Posted by The Average Investor on Dec 4, 2011
The markets had their best week in more than 2 years, more precisely since March 2009. The S&P 500 ended up the week a whopping 7.31% higher. The up-move was sufficient to push the index above it’s 20-week moving average. It seems I did the math wrong in my previous post.
The last week also marked the end of month. As of the end of November, the performance of the indicators stood as follows:
|Buy and Hold||-0.70%|
An impressive performance by the DVI indicator! Let’s see how the year ends.
Posted by The Average Investor on Dec 2, 2011
Unless the markets close sharply higher, more than 5.13% on the S&P 500, the 20-week moving average will be above the close, thus, no changes to its out-of-market status. Likewise, the contrarian DVI indicator is also indicating a short as of the Friday’s close and so does my ARMA indicators for most of the values (a bit unstable today). Are the indicators foreseeing something we can’t grasp by our emotional thinking? Next week will tell.
Posted by The Average Investor on Nov 30, 2011
Today is the last trading day for the month and the markets are exploding, so are we close to the S&P 500 closing above its 10-month (or 12-month) moving average? The answer is negative. Unless the SPY (the most liquid S&P 500 ETF) closes at $128.81 or higher, we will still end November below the 10-month SMA. This is 7.23% higher than Thursday’s close. Not quite likely, but hey, put a LOC (limit order at the close) in your Interactive Brokers account.

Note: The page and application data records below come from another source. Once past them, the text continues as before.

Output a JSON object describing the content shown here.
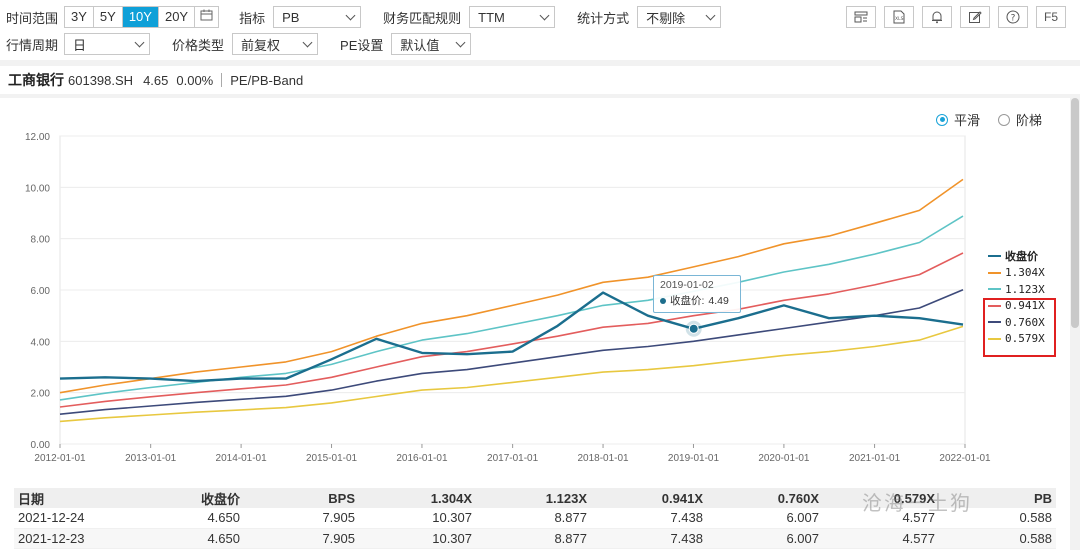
{
  "toolbar": {
    "time_range_label": "时间范围",
    "time_range_options": [
      "3Y",
      "5Y",
      "10Y",
      "20Y"
    ],
    "time_range_active": "10Y",
    "indicator_label": "指标",
    "indicator_value": "PB",
    "finance_rule_label": "财务匹配规则",
    "finance_rule_value": "TTM",
    "stat_method_label": "统计方式",
    "stat_method_value": "不剔除",
    "period_label": "行情周期",
    "period_value": "日",
    "price_type_label": "价格类型",
    "price_type_value": "前复权",
    "pe_setting_label": "PE设置",
    "pe_setting_value": "默认值",
    "icons": [
      "layout-icon",
      "xls-icon",
      "bell-icon",
      "edit-icon",
      "help-icon",
      "F5"
    ]
  },
  "stock": {
    "name": "工商银行",
    "code": "601398.SH",
    "price": "4.65",
    "change": "0.00%",
    "view": "PE/PB-Band"
  },
  "mode": {
    "smooth": "平滑",
    "step": "阶梯",
    "selected": "平滑"
  },
  "tooltip": {
    "date": "2019-01-02",
    "label": "收盘价:",
    "value": "4.49"
  },
  "chart_data": {
    "type": "line",
    "x_ticks": [
      "2012-01-01",
      "2013-01-01",
      "2014-01-01",
      "2015-01-01",
      "2016-01-01",
      "2017-01-01",
      "2018-01-01",
      "2019-01-01",
      "2020-01-01",
      "2021-01-01",
      "2022-01-01"
    ],
    "y_ticks": [
      "0.00",
      "2.00",
      "4.00",
      "6.00",
      "8.00",
      "10.00",
      "12.00"
    ],
    "ylim": [
      0,
      12
    ],
    "xlim": [
      "2012-01-01",
      "2022-01-01"
    ],
    "grid": "horizontal",
    "legend_position": "right",
    "x": [
      "2012-01-01",
      "2012-07-01",
      "2013-01-01",
      "2013-07-01",
      "2014-01-01",
      "2014-07-01",
      "2015-01-01",
      "2015-07-01",
      "2016-01-01",
      "2016-07-01",
      "2017-01-01",
      "2017-07-01",
      "2018-01-01",
      "2018-07-01",
      "2019-01-01",
      "2019-07-01",
      "2020-01-01",
      "2020-07-01",
      "2021-01-01",
      "2021-07-01",
      "2021-12-24"
    ],
    "series": [
      {
        "name": "收盘价",
        "color": "#1b6e8e",
        "values": [
          2.55,
          2.6,
          2.55,
          2.45,
          2.55,
          2.55,
          3.3,
          4.1,
          3.55,
          3.5,
          3.6,
          4.6,
          5.9,
          5.0,
          4.49,
          4.9,
          5.4,
          4.9,
          5.0,
          4.9,
          4.65
        ]
      },
      {
        "name": "1.304X",
        "color": "#f0932a",
        "values": [
          2.0,
          2.3,
          2.55,
          2.8,
          3.0,
          3.2,
          3.6,
          4.2,
          4.7,
          5.0,
          5.4,
          5.8,
          6.3,
          6.5,
          6.9,
          7.3,
          7.8,
          8.1,
          8.6,
          9.1,
          10.31
        ]
      },
      {
        "name": "1.123X",
        "color": "#5ec4c6",
        "values": [
          1.72,
          1.98,
          2.2,
          2.4,
          2.6,
          2.75,
          3.1,
          3.6,
          4.05,
          4.3,
          4.65,
          5.0,
          5.4,
          5.6,
          5.95,
          6.3,
          6.7,
          7.0,
          7.4,
          7.85,
          8.88
        ]
      },
      {
        "name": "0.941X",
        "color": "#e35d5d",
        "values": [
          1.44,
          1.66,
          1.84,
          2.0,
          2.15,
          2.3,
          2.6,
          3.0,
          3.4,
          3.6,
          3.9,
          4.2,
          4.55,
          4.7,
          5.0,
          5.25,
          5.6,
          5.85,
          6.2,
          6.6,
          7.44
        ]
      },
      {
        "name": "0.760X",
        "color": "#3d4a7a",
        "values": [
          1.16,
          1.34,
          1.48,
          1.62,
          1.74,
          1.86,
          2.1,
          2.45,
          2.75,
          2.9,
          3.15,
          3.4,
          3.65,
          3.8,
          4.0,
          4.25,
          4.5,
          4.75,
          5.0,
          5.3,
          6.01
        ]
      },
      {
        "name": "0.579X",
        "color": "#e8c840",
        "values": [
          0.88,
          1.02,
          1.13,
          1.24,
          1.33,
          1.42,
          1.6,
          1.85,
          2.1,
          2.2,
          2.4,
          2.6,
          2.8,
          2.9,
          3.05,
          3.25,
          3.45,
          3.6,
          3.8,
          4.05,
          4.58
        ]
      }
    ]
  },
  "table": {
    "headers": [
      "日期",
      "收盘价",
      "BPS",
      "1.304X",
      "1.123X",
      "0.941X",
      "0.760X",
      "0.579X",
      "PB"
    ],
    "rows": [
      [
        "2021-12-24",
        "4.650",
        "7.905",
        "10.307",
        "8.877",
        "7.438",
        "6.007",
        "4.577",
        "0.588"
      ],
      [
        "2021-12-23",
        "4.650",
        "7.905",
        "10.307",
        "8.877",
        "7.438",
        "6.007",
        "4.577",
        "0.588"
      ]
    ]
  },
  "watermark": "沧海一土狗"
}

To compute these values, I use a parallel approach to the one shown for the DVI indicator. The code will be posted soon, but right now I am quite busy with some improvements on the ARMA/GARCH strategies.
Posted by The Average Investor on Nov 20, 2011

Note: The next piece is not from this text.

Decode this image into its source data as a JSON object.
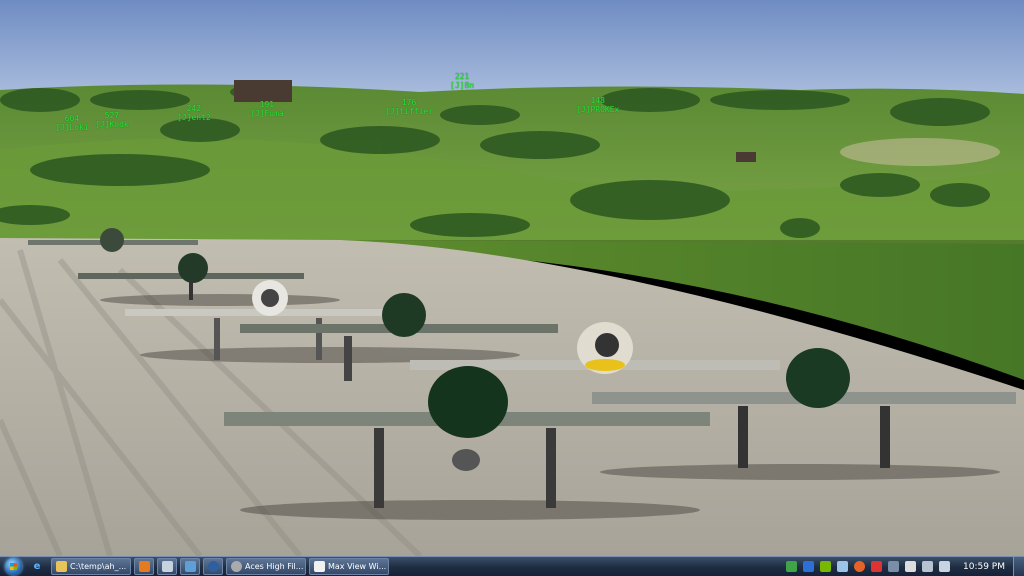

A very ugly week in the markets. The S&P 500 lost -3.69%, which put it below its 20-week moving average. The index was above this moving average since Oct 21, catching some of the October rally, but last week slammed this trade into losing territory, -1.61%.
The market was down 4 of the 5 trading days. The DVI indicator was short on Monday (winning) and Tuesday (losing) and wend long afterwards (losing). This resulted in a lost of only -2.8%.

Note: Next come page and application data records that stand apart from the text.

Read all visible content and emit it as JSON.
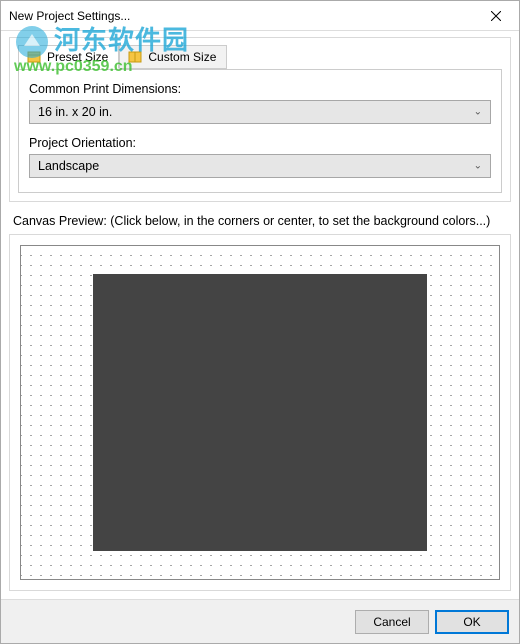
{
  "window": {
    "title": "New Project Settings..."
  },
  "tabs": {
    "preset": "Preset Size",
    "custom": "Custom Size"
  },
  "form": {
    "dimensions_label": "Common Print Dimensions:",
    "dimensions_value": "16 in. x 20 in.",
    "orientation_label": "Project Orientation:",
    "orientation_value": "Landscape"
  },
  "preview": {
    "label": "Canvas Preview: (Click below, in the corners or center, to set the background colors...)"
  },
  "buttons": {
    "cancel": "Cancel",
    "ok": "OK"
  },
  "watermark": {
    "line1": "河东软件园",
    "line2": "www.pc0359.cn"
  }
}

The real loser was my ARMA indicator. Yes that’s right, it was even worst. It got the market direction wrong every single day of the week for a whopping -4.67% lost.
Both DVI and ARMA are long for Monday (check the right bar on the blog) and they seem to indicate that markets are entering into oversold territory.
Posted by The Average Investor on Nov 12, 2011
Positive, but very volatile week. Here is the performance up-to-date for the two (imaginary) positions based on long term moving averages:
|20 Week||Long (SPY)||2011-10-21||2.17%|
|10 Month||Out (IEF)||2011-08-31||0.67%|
I am dropping the 200-day moving average because it is hard to follow on weekly basis.
The DVI indicator was long for the entire week, so it followed the performance of the index – 0.94%. As of the Friday close however the DVI indicator went above 0.5, which indicates a short position for Monday.